Could you copy out every line of the data where the word "sticker" occurs?

----------

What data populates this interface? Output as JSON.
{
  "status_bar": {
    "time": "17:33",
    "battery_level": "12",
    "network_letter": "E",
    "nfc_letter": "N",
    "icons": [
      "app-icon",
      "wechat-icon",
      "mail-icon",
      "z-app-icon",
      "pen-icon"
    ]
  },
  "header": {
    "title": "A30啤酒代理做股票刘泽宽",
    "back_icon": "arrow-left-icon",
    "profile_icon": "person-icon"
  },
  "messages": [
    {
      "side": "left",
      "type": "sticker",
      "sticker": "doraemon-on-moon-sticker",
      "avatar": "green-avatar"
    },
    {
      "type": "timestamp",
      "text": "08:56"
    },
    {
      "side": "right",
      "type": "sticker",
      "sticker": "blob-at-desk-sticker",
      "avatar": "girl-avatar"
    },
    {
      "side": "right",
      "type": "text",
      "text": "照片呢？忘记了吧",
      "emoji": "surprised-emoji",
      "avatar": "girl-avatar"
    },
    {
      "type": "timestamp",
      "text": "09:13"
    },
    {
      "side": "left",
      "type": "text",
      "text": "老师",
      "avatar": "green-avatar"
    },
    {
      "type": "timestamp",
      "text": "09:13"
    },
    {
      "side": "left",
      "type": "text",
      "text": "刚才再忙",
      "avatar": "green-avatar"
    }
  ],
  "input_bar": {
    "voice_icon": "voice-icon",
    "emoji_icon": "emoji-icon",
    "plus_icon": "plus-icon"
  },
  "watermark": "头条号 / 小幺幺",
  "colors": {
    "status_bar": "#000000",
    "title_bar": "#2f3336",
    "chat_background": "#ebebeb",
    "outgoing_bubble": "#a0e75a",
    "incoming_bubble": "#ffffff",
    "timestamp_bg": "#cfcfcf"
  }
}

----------

> [Reply]
      "type": "sticker",
      "sticker": "doraemon-on-moon-sticker",
      "type": "sticker",
      "sticker": "blob-at-desk-sticker",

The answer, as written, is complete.